Web page and app entries
BEGIN

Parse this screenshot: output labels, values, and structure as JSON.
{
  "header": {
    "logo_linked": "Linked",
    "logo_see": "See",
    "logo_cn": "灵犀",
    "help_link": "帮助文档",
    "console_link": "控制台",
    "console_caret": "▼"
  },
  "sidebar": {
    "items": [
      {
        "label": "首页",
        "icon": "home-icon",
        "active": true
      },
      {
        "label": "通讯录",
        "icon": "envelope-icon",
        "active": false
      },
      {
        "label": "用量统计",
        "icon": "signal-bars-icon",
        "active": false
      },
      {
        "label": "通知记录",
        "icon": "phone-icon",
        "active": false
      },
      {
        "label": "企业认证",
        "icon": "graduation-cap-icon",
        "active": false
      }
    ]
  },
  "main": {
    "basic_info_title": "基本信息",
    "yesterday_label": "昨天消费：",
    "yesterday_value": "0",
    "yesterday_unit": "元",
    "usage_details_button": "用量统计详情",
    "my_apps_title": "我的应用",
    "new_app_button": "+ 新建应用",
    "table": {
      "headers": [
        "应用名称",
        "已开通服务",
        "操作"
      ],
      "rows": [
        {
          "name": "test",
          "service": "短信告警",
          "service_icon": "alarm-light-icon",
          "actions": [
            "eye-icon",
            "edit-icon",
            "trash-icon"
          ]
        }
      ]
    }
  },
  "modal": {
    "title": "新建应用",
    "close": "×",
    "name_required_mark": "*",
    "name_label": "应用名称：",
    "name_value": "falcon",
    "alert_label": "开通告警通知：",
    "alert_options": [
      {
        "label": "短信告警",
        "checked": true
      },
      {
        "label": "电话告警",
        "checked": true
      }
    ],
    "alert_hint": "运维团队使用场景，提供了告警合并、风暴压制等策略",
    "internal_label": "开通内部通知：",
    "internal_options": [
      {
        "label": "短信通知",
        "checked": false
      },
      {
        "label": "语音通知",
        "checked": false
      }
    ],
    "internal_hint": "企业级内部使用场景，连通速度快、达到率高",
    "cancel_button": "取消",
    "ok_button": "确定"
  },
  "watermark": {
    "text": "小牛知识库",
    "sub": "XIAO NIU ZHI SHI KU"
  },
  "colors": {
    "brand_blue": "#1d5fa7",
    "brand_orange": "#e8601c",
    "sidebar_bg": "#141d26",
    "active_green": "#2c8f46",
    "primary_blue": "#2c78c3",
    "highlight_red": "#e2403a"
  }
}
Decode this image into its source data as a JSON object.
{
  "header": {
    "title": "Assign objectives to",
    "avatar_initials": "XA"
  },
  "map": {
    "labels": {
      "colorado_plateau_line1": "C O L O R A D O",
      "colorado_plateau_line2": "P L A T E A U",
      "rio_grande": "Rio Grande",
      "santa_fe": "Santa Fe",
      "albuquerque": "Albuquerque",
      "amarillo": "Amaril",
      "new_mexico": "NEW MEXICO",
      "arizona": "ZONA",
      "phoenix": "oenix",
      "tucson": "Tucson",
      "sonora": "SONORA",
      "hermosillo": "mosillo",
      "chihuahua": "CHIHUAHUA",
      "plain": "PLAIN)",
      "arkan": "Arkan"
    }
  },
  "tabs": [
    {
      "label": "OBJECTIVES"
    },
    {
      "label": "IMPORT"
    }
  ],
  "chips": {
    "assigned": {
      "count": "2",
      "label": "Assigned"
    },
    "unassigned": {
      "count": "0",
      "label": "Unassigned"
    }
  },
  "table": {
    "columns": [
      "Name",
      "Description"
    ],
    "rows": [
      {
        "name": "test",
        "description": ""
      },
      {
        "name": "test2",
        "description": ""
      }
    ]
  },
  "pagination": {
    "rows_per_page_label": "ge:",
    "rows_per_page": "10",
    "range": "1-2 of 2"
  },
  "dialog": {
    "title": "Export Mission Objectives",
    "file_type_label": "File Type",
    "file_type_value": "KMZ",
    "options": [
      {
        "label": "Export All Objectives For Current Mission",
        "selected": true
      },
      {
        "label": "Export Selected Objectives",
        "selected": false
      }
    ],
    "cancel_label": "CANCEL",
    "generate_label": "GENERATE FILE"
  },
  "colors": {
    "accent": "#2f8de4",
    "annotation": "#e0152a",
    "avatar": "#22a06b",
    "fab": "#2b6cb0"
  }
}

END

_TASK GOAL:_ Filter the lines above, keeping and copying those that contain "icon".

_RESPONSE AREA:_
        "icon": "home-icon",
        "icon": "envelope-icon",
        "icon": "signal-bars-icon",
        "icon": "phone-icon",
        "icon": "graduation-cap-icon",
          "service_icon": "alarm-light-icon",
            "eye-icon",
            "edit-icon",
            "trash-icon"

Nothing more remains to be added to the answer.